You have to up your lip game.
In cooler weather, you might notice your lips getting drier than usual. It makes sense—the skin on your lips is thin and delicate, and the cold and lack of moisture in the winter can dry it out. But that doesn’t mean you have to grin and bear it. These steps will help keep your lips happy and hydrated during the colder months.
1. Take warm, not hot, showers.
Indulging in a steaming-hot shower in the winter months may feel oh-so-good, but the hot water can dry out your skin (yes, the skin on your lips counts!). A better bet: take a short, lukewarm shower; moisturize; then wrap yourself up in your coziest robe and wool socks.
Just as you exfoliate your face (and other parts of your body), you should exfoliate your lips to get rid of dead skin cells. Doing so regularly will leave you with healthier-looking lips. Try ChapStick Total Hydration Conditioning Lip Scrub, which gently exfoliates while leaving lips soft and smooth. Rub the product onto your lips in small, circular motions, then wipe off with a damp cloth.
3. Moisturize, moisturize, moisturize.
After using an exfoliator, follow with a lip balm to keep your lips hydrated. You should also use lip balm as necessary throughout the day, and before you go to bed. Don’t use lip balms that cause your lips to sting or tingle, and look for a balm with soothing ingredients—think: jojoba oil, olive oil, and shea butter—like ChapStick Total Hydration 3 in 1. If you have chapped lips, look for a balm with soothing and cooling ingredients. ChapStick Medicated Lip Balm contains camphor, menthol, and phenol that help provide relief for chapped lips. Another important ingredient: sunscreen. Use a lip-specific SPF—it’s less sunny, but the sun still makes appearances throughout the winter. Additionally, any snow on the ground reflects sunlight, which means more UV rays bouncing onto your skin.
4. Cover your mouth.
During the winter, you don’t leave the house without a hat, scarf, and gloves to cover your head, neck, and hands. Take an extra step and pull your scarf over your mouth, too, to protect your lips from the cold winter wind.
5. Stay hydrated.

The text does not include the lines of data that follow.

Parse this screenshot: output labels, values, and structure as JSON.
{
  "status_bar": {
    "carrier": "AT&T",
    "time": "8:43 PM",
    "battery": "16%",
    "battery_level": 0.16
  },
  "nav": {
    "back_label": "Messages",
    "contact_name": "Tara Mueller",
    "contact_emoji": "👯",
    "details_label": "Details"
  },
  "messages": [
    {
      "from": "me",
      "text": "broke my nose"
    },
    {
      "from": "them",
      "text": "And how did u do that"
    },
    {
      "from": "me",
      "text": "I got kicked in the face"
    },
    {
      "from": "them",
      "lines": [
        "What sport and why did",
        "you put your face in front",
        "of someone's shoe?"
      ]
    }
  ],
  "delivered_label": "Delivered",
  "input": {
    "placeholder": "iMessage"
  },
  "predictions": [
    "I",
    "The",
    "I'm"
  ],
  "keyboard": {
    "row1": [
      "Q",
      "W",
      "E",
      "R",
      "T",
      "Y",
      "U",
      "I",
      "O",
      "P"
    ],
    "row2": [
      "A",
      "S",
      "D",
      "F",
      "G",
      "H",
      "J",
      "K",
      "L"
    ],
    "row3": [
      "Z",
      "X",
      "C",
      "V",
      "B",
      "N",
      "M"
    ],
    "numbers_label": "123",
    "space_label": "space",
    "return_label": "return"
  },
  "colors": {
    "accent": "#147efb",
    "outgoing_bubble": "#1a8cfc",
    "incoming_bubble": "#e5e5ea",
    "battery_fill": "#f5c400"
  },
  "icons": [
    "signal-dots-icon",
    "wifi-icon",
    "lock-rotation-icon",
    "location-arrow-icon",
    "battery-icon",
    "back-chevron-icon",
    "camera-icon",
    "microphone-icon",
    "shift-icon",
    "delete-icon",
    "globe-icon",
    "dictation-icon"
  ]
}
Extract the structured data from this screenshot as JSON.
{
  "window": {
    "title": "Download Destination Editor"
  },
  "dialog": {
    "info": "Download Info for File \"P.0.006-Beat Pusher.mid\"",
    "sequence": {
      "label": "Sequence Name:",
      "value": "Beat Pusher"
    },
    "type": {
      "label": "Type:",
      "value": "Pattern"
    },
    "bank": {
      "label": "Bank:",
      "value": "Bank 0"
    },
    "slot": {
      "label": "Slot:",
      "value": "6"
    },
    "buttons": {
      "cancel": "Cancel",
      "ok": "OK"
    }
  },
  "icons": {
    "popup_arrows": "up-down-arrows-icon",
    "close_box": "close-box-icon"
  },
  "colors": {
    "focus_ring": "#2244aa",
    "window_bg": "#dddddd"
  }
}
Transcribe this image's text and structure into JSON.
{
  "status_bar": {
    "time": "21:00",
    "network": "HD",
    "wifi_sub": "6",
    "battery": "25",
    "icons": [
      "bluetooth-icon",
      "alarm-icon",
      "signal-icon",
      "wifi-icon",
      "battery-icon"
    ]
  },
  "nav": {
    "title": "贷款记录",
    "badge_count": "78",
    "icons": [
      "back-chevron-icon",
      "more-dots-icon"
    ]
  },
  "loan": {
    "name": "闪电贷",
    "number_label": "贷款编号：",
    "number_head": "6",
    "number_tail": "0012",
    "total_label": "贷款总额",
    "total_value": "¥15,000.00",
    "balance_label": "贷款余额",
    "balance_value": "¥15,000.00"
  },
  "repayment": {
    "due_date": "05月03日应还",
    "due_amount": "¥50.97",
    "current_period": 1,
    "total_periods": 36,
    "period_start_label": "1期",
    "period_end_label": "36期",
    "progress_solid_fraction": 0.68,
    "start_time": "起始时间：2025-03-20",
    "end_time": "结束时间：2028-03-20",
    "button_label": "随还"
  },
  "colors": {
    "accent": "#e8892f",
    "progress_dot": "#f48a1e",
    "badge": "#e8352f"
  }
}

When it’s chilly, you may also be exposed to very dry heat indoors. Your H2O needs may vary according to your overall health and how active you are, but as a rule of thumb, women should aim for 11.5 cups of fluids a day (including what you get from food). You can also switch on a humidifier to help balance the moisture in your home, which will also help at night if you have a tendency to mouth-breathe.
6. Lay off the matte lipsticks.
You might want to add a pop of color to your lips when it’s cold and dreary out, but matte products, which have less oil, can further dry out a parched pout. Instead, go for lip stains or glosses, or use a tinted lip balm like ChapStick Total Hydration Moisture + Tint to moisturize and add color. If you can’t give up your favorite lipstick for the winter, be sure to apply a lip balm under your chosen shade.
7. Stop licking your lips.
Once your lips are dry, you might think that licking your lips will help. But enzymes in saliva that are meant to digest food can be irritating to your lips. Plus, after you lick your lips, the saliva evaporates, making them drier than they were to begin with. Instead, use lip balm.
Find other great health and wellness stories at MarthaStewart.com/Strive.